It’s a game for which few can claim to be mentally prepared, no more about getting the timing right or feeling physically well, the sheer volume of emotions can freeze you.

His most famous contemporary, Brian Lara, has observed that Mumbai legend should prepare for his final Test in the same way he has done all his life. Interestingly, ahead of the final Test, it’s not been the typical Sachin Tendulkar preparation, which has been only about training and more training. In 2011, when he touched down from the long South Africa tour, the next morning he was at the MCA’s Bandra Kurla cricket complex, kicking off his preparation for the World Cup nearly two months away.

Since he left Kolkata, the first time he touched his bat was on Tuesday with everyone else at the Indian training. In between, the time has been spent with family and friends.

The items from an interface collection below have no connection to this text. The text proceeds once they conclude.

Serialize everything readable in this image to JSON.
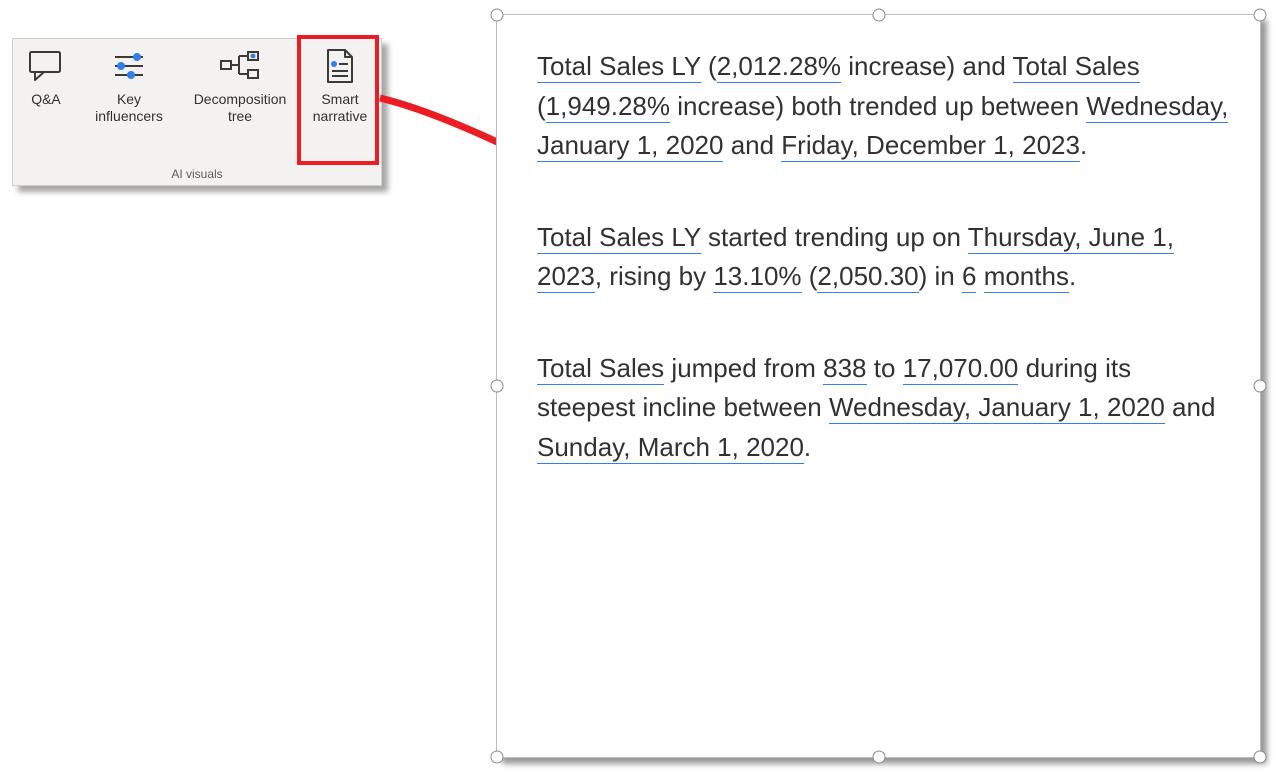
{
  "ribbon": {
    "group_label": "AI visuals",
    "buttons": {
      "qna": {
        "label": "Q&A"
      },
      "key": {
        "label1": "Key",
        "label2": "influencers"
      },
      "tree": {
        "label1": "Decomposition",
        "label2": "tree"
      },
      "smart": {
        "label1": "Smart",
        "label2": "narrative"
      }
    }
  },
  "narrative": {
    "p1": {
      "v1": "Total Sales LY",
      "v2": "2,012.28%",
      "t1": " (",
      "t1b": " increase) and ",
      "v3": "Total Sales",
      "v4": "1,949.28%",
      "t2": " (",
      "t2b": " increase) both trended up between ",
      "v5": "Wednesday, January 1, 2020",
      "t3": " and ",
      "v6": "Friday, December 1, 2023",
      "t4": "."
    },
    "p2": {
      "v1": "Total Sales LY",
      "t1": " started trending up on ",
      "v2": "Thursday, June 1, 2023",
      "t2": ", rising by ",
      "v3": "13.10%",
      "t3": " (",
      "v4": "2,050.30",
      "t4": ") in ",
      "v5": "6",
      "v6": "months",
      "t5": "."
    },
    "p3": {
      "v1": "Total Sales",
      "t1": " jumped from ",
      "v2": "838",
      "t2": " to ",
      "v3": "17,070.00",
      "t3": " during its steepest incline between ",
      "v4": "Wednesday, January 1, 2020",
      "t4": " and ",
      "v5": "Sunday, March 1, 2020",
      "t5": "."
    }
  }
}
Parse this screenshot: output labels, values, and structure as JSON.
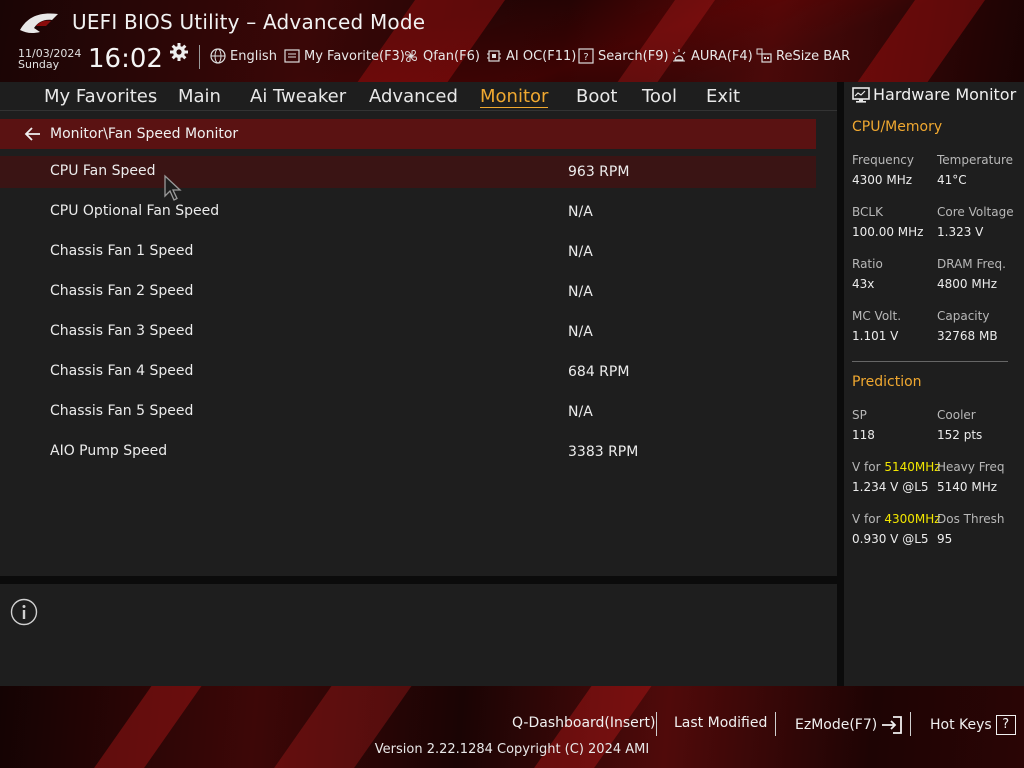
{
  "header": {
    "title": "UEFI BIOS Utility – Advanced Mode",
    "date": "11/03/2024",
    "weekday": "Sunday",
    "time": "16:02",
    "toolbar": [
      {
        "label": "English",
        "icon": "globe-icon"
      },
      {
        "label": "My Favorite(F3)",
        "icon": "favorite-icon"
      },
      {
        "label": "Qfan(F6)",
        "icon": "fan-icon"
      },
      {
        "label": "AI OC(F11)",
        "icon": "ai-oc-icon"
      },
      {
        "label": "Search(F9)",
        "icon": "search-icon"
      },
      {
        "label": "AURA(F4)",
        "icon": "aura-icon"
      },
      {
        "label": "ReSize BAR",
        "icon": "resize-bar-icon"
      }
    ]
  },
  "tabs": [
    {
      "label": "My Favorites"
    },
    {
      "label": "Main"
    },
    {
      "label": "Ai Tweaker"
    },
    {
      "label": "Advanced"
    },
    {
      "label": "Monitor",
      "active": true
    },
    {
      "label": "Boot"
    },
    {
      "label": "Tool"
    },
    {
      "label": "Exit"
    }
  ],
  "breadcrumb": "Monitor\\Fan Speed Monitor",
  "fan_rows": [
    {
      "label": "CPU Fan Speed",
      "value": "963 RPM",
      "selected": true
    },
    {
      "label": "CPU Optional Fan Speed",
      "value": "N/A"
    },
    {
      "label": "Chassis Fan 1 Speed",
      "value": "N/A"
    },
    {
      "label": "Chassis Fan 2 Speed",
      "value": "N/A"
    },
    {
      "label": "Chassis Fan 3 Speed",
      "value": "N/A"
    },
    {
      "label": "Chassis Fan 4 Speed",
      "value": "684 RPM"
    },
    {
      "label": "Chassis Fan 5 Speed",
      "value": "N/A"
    },
    {
      "label": "AIO Pump Speed",
      "value": "3383 RPM"
    }
  ],
  "hardware_monitor": {
    "title": "Hardware Monitor",
    "cpu_memory": {
      "heading": "CPU/Memory",
      "items": [
        {
          "label": "Frequency",
          "value": "4300 MHz"
        },
        {
          "label": "Temperature",
          "value": "41°C"
        },
        {
          "label": "BCLK",
          "value": "100.00 MHz"
        },
        {
          "label": "Core Voltage",
          "value": "1.323 V"
        },
        {
          "label": "Ratio",
          "value": "43x"
        },
        {
          "label": "DRAM Freq.",
          "value": "4800 MHz"
        },
        {
          "label": "MC Volt.",
          "value": "1.101 V"
        },
        {
          "label": "Capacity",
          "value": "32768 MB"
        }
      ]
    },
    "prediction": {
      "heading": "Prediction",
      "sp_label": "SP",
      "sp_value": "118",
      "cooler_label": "Cooler",
      "cooler_value": "152 pts",
      "v1_prefix": "V for ",
      "v1_freq": "5140MHz",
      "v1_value": "1.234 V @L5",
      "heavy_label": "Heavy Freq",
      "heavy_value": "5140 MHz",
      "v2_prefix": "V for ",
      "v2_freq": "4300MHz",
      "v2_value": "0.930 V @L5",
      "dos_label": "Dos Thresh",
      "dos_value": "95"
    }
  },
  "footer": {
    "qdashboard": "Q-Dashboard(Insert)",
    "last_modified": "Last Modified",
    "ezmode": "EzMode(F7)",
    "hotkeys": "Hot Keys",
    "hotkeys_glyph": "?",
    "version": "Version 2.22.1284 Copyright (C) 2024 AMI"
  },
  "colors": {
    "accent": "#f0a830",
    "highlight": "#f2e600",
    "selected_row": "#3a1414",
    "breadcrumb_bg": "#5a1212"
  }
}
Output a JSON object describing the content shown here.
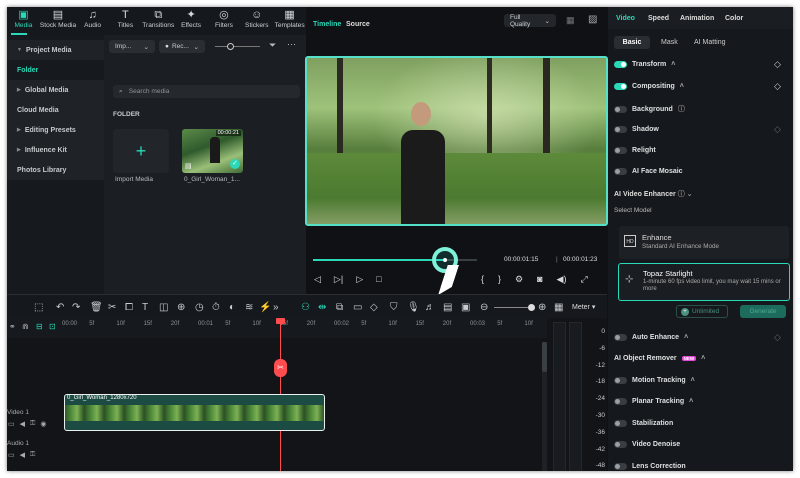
{
  "toolbar": {
    "items": [
      {
        "label": "Media",
        "icon": "media-icon"
      },
      {
        "label": "Stock Media",
        "icon": "stock-media-icon"
      },
      {
        "label": "Audio",
        "icon": "audio-icon"
      },
      {
        "label": "Titles",
        "icon": "titles-icon"
      },
      {
        "label": "Transitions",
        "icon": "transitions-icon"
      },
      {
        "label": "Effects",
        "icon": "effects-icon"
      },
      {
        "label": "Filters",
        "icon": "filters-icon"
      },
      {
        "label": "Stickers",
        "icon": "stickers-icon"
      },
      {
        "label": "Templates",
        "icon": "templates-icon"
      }
    ]
  },
  "sidebar": {
    "items": [
      "Project Media",
      "Folder",
      "Global Media",
      "Cloud Media",
      "Editing Presets",
      "Influence Kit",
      "Photos Library"
    ]
  },
  "media": {
    "import_dropdown": "Imp...",
    "rec_dropdown": "Rec...",
    "search_placeholder": "Search media",
    "folder_heading": "FOLDER",
    "import_label": "Import Media",
    "clip_name": "0_Girl_Woman_1...",
    "clip_duration": "00:00:21"
  },
  "viewer": {
    "tab_timeline": "Timeline",
    "tab_source": "Source",
    "quality": "Full Quality",
    "current_time": "00:00:01:15",
    "total_time": "00:00:01:23",
    "progress": 0.81
  },
  "timeline": {
    "meter_label": "Meter",
    "ruler_labels": [
      "00:00",
      "5f",
      "10f",
      "15f",
      "20f",
      "00:01",
      "5f",
      "10f",
      "15f",
      "20f",
      "00:02",
      "5f",
      "10f",
      "15f",
      "20f",
      "00:03",
      "5f",
      "10f"
    ],
    "video_track": "Video 1",
    "audio_track": "Audio 1",
    "clip_label": "0_Girl_Woman_1280x720",
    "meter_scale": [
      "0",
      "-6",
      "-12",
      "-18",
      "-24",
      "-30",
      "-36",
      "-42",
      "-48"
    ]
  },
  "right_panel": {
    "tabs": [
      "Video",
      "Speed",
      "Animation",
      "Color"
    ],
    "subtabs": [
      "Basic",
      "Mask",
      "AI Matting"
    ],
    "rows1": [
      {
        "label": "Transform",
        "on": true
      },
      {
        "label": "Compositing",
        "on": true
      },
      {
        "label": "Background",
        "on": false
      },
      {
        "label": "Shadow",
        "on": false
      },
      {
        "label": "Relight",
        "on": false
      },
      {
        "label": "AI Face Mosaic",
        "on": false
      }
    ],
    "enhancer_title": "AI Video Enhancer",
    "select_model": "Select Model",
    "enhance_title": "Enhance",
    "enhance_desc": "Standard AI Enhance Mode",
    "topaz_title": "Topaz Starlight",
    "topaz_desc": "1-minute 60 fps video limit, you may wait 15 mins or more",
    "unlimited": "Unlimited",
    "generate": "Generate",
    "rows2": [
      {
        "label": "Auto Enhance",
        "on": false
      },
      {
        "label": "AI Object Remover",
        "on": null
      },
      {
        "label": "Motion Tracking",
        "on": false
      },
      {
        "label": "Planar Tracking",
        "on": false
      },
      {
        "label": "Stabilization",
        "on": false
      },
      {
        "label": "Video Denoise",
        "on": false
      },
      {
        "label": "Lens Correction",
        "on": false
      }
    ]
  },
  "colors": {
    "accent": "#29d9b8",
    "playhead": "#ff4d4f"
  }
}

Sunday was wife Anjali’s birthday and the occasion celebrated with friends.

The retirement question answered, to his close circle he’s looked more relaxed and is just looking to enjoy the moment.

At his first nets before the farewell Test, he looked like going through simple routines. There were no forcing shots from the batting great; only balls which were in line of the stumps were touched. As the diminutive genius trained, the excitement around the Wankhede was palpable. The Mumbai cricketing fraternity made a beeline to the association office for passes.

Will he, won’t he?
While a hundred is on everyone’s wish-list, no one knows what to expect. The experts feel he is past his prime to conjure another magical innings and leave on a high. But those in the local cricket fraternity, who have seen him grow from a boy to a living legend, are confident he will give them their last ‘shambhar’.

“‘Shambar sau taka’ (century, hundred per cent),” said Tendulkar’s former Mumbai Ranji teammate Prasad Desai, with unflinching confidence as he stood at the ropes, watching him bat. “No one knows his mental make-up better than us. I used to be his captain in the Bombay Colts team. I also used to live at Dadar and it was my responsibility to get him from Dadar to Churchgate for practice and matches at the Wankhede. (We) always took the fast local (which is more crowded); I used to place our bags and stand in a way to shield him from the crowd,” reminisced Desai, who was a strapping pace bowler.

“This is the first Test I will sit for the entire five days. Till now, the maximum I have never watched more than an hour of play,” said Abey Kuruvilla, who played under Tendulkar’s captaincy for Mumbai and India. “He is going to get runs. Even in this team, in tough conditions, he will be the only on to get runs.”